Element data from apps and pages

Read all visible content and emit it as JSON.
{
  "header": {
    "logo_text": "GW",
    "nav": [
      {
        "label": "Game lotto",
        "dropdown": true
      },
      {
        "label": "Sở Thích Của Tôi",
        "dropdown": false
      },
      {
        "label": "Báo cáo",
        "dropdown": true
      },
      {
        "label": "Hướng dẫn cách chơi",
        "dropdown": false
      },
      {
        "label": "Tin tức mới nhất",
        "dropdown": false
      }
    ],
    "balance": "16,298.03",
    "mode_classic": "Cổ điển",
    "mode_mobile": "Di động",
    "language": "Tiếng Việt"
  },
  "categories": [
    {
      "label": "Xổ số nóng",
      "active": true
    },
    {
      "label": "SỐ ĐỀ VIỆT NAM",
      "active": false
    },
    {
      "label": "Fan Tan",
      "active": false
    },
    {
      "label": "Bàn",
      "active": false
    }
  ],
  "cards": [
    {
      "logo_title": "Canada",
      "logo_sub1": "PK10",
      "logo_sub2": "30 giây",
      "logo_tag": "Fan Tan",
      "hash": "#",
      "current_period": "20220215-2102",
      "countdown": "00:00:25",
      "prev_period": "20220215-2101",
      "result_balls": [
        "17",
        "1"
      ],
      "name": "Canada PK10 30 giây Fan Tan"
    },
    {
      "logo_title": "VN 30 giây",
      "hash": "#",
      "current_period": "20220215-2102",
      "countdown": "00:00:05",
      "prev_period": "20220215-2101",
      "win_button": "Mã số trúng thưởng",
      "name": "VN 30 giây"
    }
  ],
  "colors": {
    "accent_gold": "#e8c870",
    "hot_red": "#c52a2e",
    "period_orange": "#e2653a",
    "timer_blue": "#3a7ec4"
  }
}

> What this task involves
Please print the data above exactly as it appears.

> Task result
Read all visible content and emit it as JSON.
{
  "header": {
    "logo_text": "GW",
    "nav": [
      {
        "label": "Game lotto",
        "dropdown": true
      },
      {
        "label": "Sở Thích Của Tôi",
        "dropdown": false
      },
      {
        "label": "Báo cáo",
        "dropdown": true
      },
      {
        "label": "Hướng dẫn cách chơi",
        "dropdown": false
      },
      {
        "label": "Tin tức mới nhất",
        "dropdown": false
      }
    ],
    "balance": "16,298.03",
    "mode_classic": "Cổ điển",
    "mode_mobile": "Di động",
    "language": "Tiếng Việt"
  },
  "categories": [
    {
      "label": "Xổ số nóng",
      "active": true
    },
    {
      "label": "SỐ ĐỀ VIỆT NAM",
      "active": false
    },
    {
      "label": "Fan Tan",
      "active": false
    },
    {
      "label": "Bàn",
      "active": false
    }
  ],
  "cards": [
    {
      "logo_title": "Canada",
      "logo_sub1": "PK10",
      "logo_sub2": "30 giây",
      "logo_tag": "Fan Tan",
      "hash": "#",
      "current_period": "20220215-2102",
      "countdown": "00:00:25",
      "prev_period": "20220215-2101",
      "result_balls": [
        "17",
        "1"
      ],
      "name": "Canada PK10 30 giây Fan Tan"
    },
    {
      "logo_title": "VN 30 giây",
      "hash": "#",
      "current_period": "20220215-2102",
      "countdown": "00:00:05",
      "prev_period": "20220215-2101",
      "win_button": "Mã số trúng thưởng",
      "name": "VN 30 giây"
    }
  ],
  "colors": {
    "accent_gold": "#e8c870",
    "hot_red": "#c52a2e",
    "period_orange": "#e2653a",
    "timer_blue": "#3a7ec4"
  }
}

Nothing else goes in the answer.